Original poster: Bert Hickman <bert.hickman@xxxxxxxxxx>

Tesla list wrote:
Original poster: "Dr. Resonance" <resonance@xxxxxxxxxx>

This procedure has always been shrouded in mystery and overlooked by most
modern physics textbooks, but it's an easy procedure.
The easiest way to measure the sec output is to put a string of diodes in
the HV power supply with a large resistance --- say 5-10 megOhms.  This will
charge the cap slowly and the sparkgap fires once every 5-10 seconds (5RC
time constant to full charge).
This spark length is measured from the toroid to a 7-12 inch ground
terminal.  It may then be compared with the peak DC potential charts in the
Handbook of Chemistry & Physics.  Use the standard impulse generator chart
for best accuracy.
This method has long been overlooked by experimenters but is possible
because the sparklength in a single shot mode is completely independent of
the waveform (Abbdulah's book on HV Engineering).

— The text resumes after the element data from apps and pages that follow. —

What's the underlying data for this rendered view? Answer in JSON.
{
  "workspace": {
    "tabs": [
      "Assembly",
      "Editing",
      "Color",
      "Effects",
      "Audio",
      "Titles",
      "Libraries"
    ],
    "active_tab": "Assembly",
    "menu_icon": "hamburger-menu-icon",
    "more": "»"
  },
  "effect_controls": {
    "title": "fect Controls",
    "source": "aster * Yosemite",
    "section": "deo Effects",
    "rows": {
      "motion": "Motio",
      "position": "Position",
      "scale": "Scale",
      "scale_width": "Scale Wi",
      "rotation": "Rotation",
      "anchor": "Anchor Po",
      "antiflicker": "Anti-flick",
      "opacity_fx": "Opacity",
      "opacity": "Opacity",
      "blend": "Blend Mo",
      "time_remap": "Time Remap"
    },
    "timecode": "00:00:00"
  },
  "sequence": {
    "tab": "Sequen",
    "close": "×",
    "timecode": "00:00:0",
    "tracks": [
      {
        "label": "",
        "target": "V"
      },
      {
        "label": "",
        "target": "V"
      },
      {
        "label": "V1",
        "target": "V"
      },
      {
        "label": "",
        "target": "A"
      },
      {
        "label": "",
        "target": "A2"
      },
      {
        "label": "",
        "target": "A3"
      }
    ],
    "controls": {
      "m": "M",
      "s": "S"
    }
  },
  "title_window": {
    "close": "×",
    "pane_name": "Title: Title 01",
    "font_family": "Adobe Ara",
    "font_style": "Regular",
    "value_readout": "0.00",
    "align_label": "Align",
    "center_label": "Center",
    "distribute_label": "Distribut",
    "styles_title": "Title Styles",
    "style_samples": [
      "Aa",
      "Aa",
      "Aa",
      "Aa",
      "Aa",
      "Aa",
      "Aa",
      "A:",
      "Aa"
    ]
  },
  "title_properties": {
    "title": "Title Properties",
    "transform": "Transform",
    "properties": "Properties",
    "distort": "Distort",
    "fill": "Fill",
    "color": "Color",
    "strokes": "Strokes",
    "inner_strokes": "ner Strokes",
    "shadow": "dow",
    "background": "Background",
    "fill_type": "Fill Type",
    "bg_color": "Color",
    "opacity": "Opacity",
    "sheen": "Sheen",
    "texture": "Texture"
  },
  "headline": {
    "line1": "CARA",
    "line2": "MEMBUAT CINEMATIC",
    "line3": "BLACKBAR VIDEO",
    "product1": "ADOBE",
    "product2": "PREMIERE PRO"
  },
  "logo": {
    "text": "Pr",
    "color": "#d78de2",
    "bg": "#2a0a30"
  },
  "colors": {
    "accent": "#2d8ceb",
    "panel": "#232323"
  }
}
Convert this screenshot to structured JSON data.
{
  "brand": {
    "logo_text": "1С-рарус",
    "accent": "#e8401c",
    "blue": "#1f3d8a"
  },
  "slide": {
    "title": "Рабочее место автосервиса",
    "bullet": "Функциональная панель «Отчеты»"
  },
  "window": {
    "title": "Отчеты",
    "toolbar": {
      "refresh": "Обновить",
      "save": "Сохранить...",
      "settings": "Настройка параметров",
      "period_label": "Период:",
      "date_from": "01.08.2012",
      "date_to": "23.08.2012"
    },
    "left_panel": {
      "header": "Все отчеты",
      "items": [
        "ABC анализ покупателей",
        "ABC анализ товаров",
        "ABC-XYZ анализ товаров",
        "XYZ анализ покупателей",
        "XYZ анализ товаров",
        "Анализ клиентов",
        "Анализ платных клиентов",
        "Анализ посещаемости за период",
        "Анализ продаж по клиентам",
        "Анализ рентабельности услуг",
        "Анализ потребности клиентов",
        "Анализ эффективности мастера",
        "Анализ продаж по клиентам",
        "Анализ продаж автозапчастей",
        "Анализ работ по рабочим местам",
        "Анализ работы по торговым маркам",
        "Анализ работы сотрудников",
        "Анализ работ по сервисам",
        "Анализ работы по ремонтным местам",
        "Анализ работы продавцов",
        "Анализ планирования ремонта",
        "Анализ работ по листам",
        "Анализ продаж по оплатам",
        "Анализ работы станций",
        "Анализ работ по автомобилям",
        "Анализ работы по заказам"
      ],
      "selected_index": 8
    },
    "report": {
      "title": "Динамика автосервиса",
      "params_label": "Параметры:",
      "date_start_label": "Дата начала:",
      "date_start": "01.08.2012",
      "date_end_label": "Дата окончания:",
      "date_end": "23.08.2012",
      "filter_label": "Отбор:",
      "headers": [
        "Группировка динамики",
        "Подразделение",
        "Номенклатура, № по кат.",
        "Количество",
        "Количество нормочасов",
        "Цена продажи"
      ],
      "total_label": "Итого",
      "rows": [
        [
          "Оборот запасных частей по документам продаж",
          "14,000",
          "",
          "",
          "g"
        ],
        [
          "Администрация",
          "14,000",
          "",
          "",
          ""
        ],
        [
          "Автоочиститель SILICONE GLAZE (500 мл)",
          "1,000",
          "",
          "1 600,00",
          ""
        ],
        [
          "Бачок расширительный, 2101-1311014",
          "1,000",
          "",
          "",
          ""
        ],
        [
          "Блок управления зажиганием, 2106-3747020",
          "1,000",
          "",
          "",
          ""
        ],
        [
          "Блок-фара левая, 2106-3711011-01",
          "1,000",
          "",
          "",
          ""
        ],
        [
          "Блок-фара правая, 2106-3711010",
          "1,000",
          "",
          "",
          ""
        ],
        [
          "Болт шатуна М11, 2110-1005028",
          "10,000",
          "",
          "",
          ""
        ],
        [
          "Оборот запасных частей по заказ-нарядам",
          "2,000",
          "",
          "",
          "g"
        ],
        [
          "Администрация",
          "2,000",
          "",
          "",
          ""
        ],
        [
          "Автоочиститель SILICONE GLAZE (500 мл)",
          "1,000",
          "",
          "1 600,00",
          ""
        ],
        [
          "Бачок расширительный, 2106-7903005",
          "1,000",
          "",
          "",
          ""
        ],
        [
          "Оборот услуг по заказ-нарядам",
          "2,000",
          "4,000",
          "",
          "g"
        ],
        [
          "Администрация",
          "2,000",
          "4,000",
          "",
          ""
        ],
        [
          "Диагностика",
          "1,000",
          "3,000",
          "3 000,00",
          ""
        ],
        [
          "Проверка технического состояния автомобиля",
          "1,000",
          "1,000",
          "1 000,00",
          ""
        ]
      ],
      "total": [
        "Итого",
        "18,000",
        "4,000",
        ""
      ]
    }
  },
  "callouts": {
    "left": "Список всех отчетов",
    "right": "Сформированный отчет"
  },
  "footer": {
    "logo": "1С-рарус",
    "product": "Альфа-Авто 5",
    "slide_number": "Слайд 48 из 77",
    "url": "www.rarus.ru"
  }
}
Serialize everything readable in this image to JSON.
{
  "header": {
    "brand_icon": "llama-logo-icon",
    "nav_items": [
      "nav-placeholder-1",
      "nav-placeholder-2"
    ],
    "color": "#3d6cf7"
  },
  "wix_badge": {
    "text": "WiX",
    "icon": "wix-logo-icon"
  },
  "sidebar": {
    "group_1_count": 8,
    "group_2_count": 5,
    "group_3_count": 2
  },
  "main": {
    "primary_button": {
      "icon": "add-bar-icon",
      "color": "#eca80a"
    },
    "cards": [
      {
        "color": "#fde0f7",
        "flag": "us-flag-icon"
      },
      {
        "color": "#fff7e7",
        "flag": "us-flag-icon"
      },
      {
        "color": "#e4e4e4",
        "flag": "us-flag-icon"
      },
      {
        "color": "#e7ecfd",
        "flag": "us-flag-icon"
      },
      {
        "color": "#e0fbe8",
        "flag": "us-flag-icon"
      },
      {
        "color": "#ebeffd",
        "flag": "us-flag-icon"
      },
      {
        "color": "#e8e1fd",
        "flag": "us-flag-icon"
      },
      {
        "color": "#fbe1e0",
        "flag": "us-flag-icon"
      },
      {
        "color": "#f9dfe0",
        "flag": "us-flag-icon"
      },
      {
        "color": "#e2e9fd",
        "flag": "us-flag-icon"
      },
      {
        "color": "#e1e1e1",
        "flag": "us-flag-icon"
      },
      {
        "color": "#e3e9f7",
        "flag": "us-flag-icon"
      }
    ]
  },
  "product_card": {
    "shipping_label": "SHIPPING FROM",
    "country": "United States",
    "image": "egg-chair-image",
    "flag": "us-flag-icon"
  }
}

Hmm... I wonder if the above assumption is really true for increasing amplitude oscillatory RF waveforms seen during secondary ringup. To my knowledge, this case is not covered anywhere in the literature. Most most research involves 50/60 Hz, dual exponential unipolar impulses (1/50 usec, etc), DC, or at best oscillatory discharges superimposed on dual exponential waveforms to simulate utility switching transients.

Let's take the case where initial breakout occurs at the HV sphere at some voltage that is significantly lower than the ultimate peak voltage of the Tesla Coil. In this case, the initial streamer will form at some time prior to the completion of the first ringup, creating a hot conductive leader that cannot (as yet) bridge the entire gap. Wouldn't this be followed by further streamer growth once the terminal voltage rose to the the next (higher) peak? Also, once an increment of charge of one polarity has been injected into the surrounding region, the next voltage should help to further intensify the E-field seen by the streamer tips, perhaps leading to incremental on subsequent peaks until the true peak was reached? The result might be sparks that are still longer (for a given true peak voltage) than that those given in the sphere gap tables. I wonder... :^)

-- Bert --